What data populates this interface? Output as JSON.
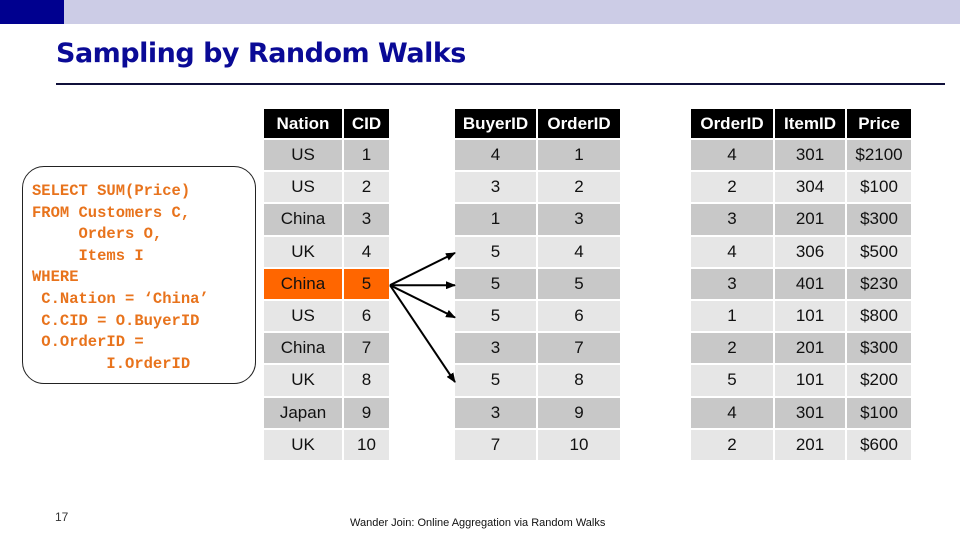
{
  "slide": {
    "title": "Sampling by Random Walks",
    "number": "17",
    "footer": "Wander Join: Online Aggregation via Random Walks",
    "colors": {
      "title": "#0a0a96",
      "sql": "#e8731c",
      "highlight": "#ff6600",
      "header_bg": "#000000"
    }
  },
  "sql": {
    "lines": [
      "SELECT SUM(Price)",
      "FROM Customers C,",
      "     Orders O,",
      "     Items I",
      "WHERE",
      " C.Nation = ‘China’",
      " C.CID = O.BuyerID",
      " O.OrderID =",
      "        I.OrderID"
    ]
  },
  "customers": {
    "headers": [
      "Nation",
      "CID"
    ],
    "rows": [
      [
        "US",
        "1"
      ],
      [
        "US",
        "2"
      ],
      [
        "China",
        "3"
      ],
      [
        "UK",
        "4"
      ],
      [
        "China",
        "5"
      ],
      [
        "US",
        "6"
      ],
      [
        "China",
        "7"
      ],
      [
        "UK",
        "8"
      ],
      [
        "Japan",
        "9"
      ],
      [
        "UK",
        "10"
      ]
    ],
    "highlighted_row": 4
  },
  "orders": {
    "headers": [
      "BuyerID",
      "OrderID"
    ],
    "rows": [
      [
        "4",
        "1"
      ],
      [
        "3",
        "2"
      ],
      [
        "1",
        "3"
      ],
      [
        "5",
        "4"
      ],
      [
        "5",
        "5"
      ],
      [
        "5",
        "6"
      ],
      [
        "3",
        "7"
      ],
      [
        "5",
        "8"
      ],
      [
        "3",
        "9"
      ],
      [
        "7",
        "10"
      ]
    ]
  },
  "items": {
    "headers": [
      "OrderID",
      "ItemID",
      "Price"
    ],
    "rows": [
      [
        "4",
        "301",
        "$2100"
      ],
      [
        "2",
        "304",
        "$100"
      ],
      [
        "3",
        "201",
        "$300"
      ],
      [
        "4",
        "306",
        "$500"
      ],
      [
        "3",
        "401",
        "$230"
      ],
      [
        "1",
        "101",
        "$800"
      ],
      [
        "2",
        "201",
        "$300"
      ],
      [
        "5",
        "101",
        "$200"
      ],
      [
        "4",
        "301",
        "$100"
      ],
      [
        "2",
        "201",
        "$600"
      ]
    ]
  },
  "arrows": {
    "from_customer_row": 4,
    "to_order_rows": [
      3,
      4,
      5,
      7
    ]
  }
}
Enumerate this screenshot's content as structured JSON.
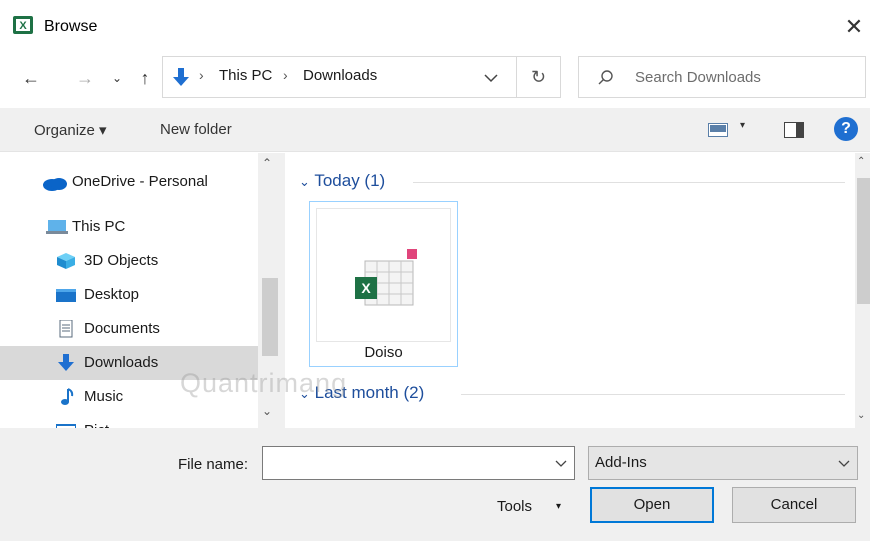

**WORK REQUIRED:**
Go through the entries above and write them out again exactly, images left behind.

**ANSWER SECTION:**
What data populates this interface? Output as JSON.
{
  "slide": {
    "title": "Sampling by Random Walks",
    "number": "17",
    "footer": "Wander Join: Online Aggregation via Random Walks",
    "colors": {
      "title": "#0a0a96",
      "sql": "#e8731c",
      "highlight": "#ff6600",
      "header_bg": "#000000"
    }
  },
  "sql": {
    "lines": [
      "SELECT SUM(Price)",
      "FROM Customers C,",
      "     Orders O,",
      "     Items I",
      "WHERE",
      " C.Nation = ‘China’",
      " C.CID = O.BuyerID",
      " O.OrderID =",
      "        I.OrderID"
    ]
  },
  "customers": {
    "headers": [
      "Nation",
      "CID"
    ],
    "rows": [
      [
        "US",
        "1"
      ],
      [
        "US",
        "2"
      ],
      [
        "China",
        "3"
      ],
      [
        "UK",
        "4"
      ],
      [
        "China",
        "5"
      ],
      [
        "US",
        "6"
      ],
      [
        "China",
        "7"
      ],
      [
        "UK",
        "8"
      ],
      [
        "Japan",
        "9"
      ],
      [
        "UK",
        "10"
      ]
    ],
    "highlighted_row": 4
  },
  "orders": {
    "headers": [
      "BuyerID",
      "OrderID"
    ],
    "rows": [
      [
        "4",
        "1"
      ],
      [
        "3",
        "2"
      ],
      [
        "1",
        "3"
      ],
      [
        "5",
        "4"
      ],
      [
        "5",
        "5"
      ],
      [
        "5",
        "6"
      ],
      [
        "3",
        "7"
      ],
      [
        "5",
        "8"
      ],
      [
        "3",
        "9"
      ],
      [
        "7",
        "10"
      ]
    ]
  },
  "items": {
    "headers": [
      "OrderID",
      "ItemID",
      "Price"
    ],
    "rows": [
      [
        "4",
        "301",
        "$2100"
      ],
      [
        "2",
        "304",
        "$100"
      ],
      [
        "3",
        "201",
        "$300"
      ],
      [
        "4",
        "306",
        "$500"
      ],
      [
        "3",
        "401",
        "$230"
      ],
      [
        "1",
        "101",
        "$800"
      ],
      [
        "2",
        "201",
        "$300"
      ],
      [
        "5",
        "101",
        "$200"
      ],
      [
        "4",
        "301",
        "$100"
      ],
      [
        "2",
        "201",
        "$600"
      ]
    ]
  },
  "arrows": {
    "from_customer_row": 4,
    "to_order_rows": [
      3,
      4,
      5,
      7
    ]
  }
}
Enumerate this screenshot's content as structured JSON.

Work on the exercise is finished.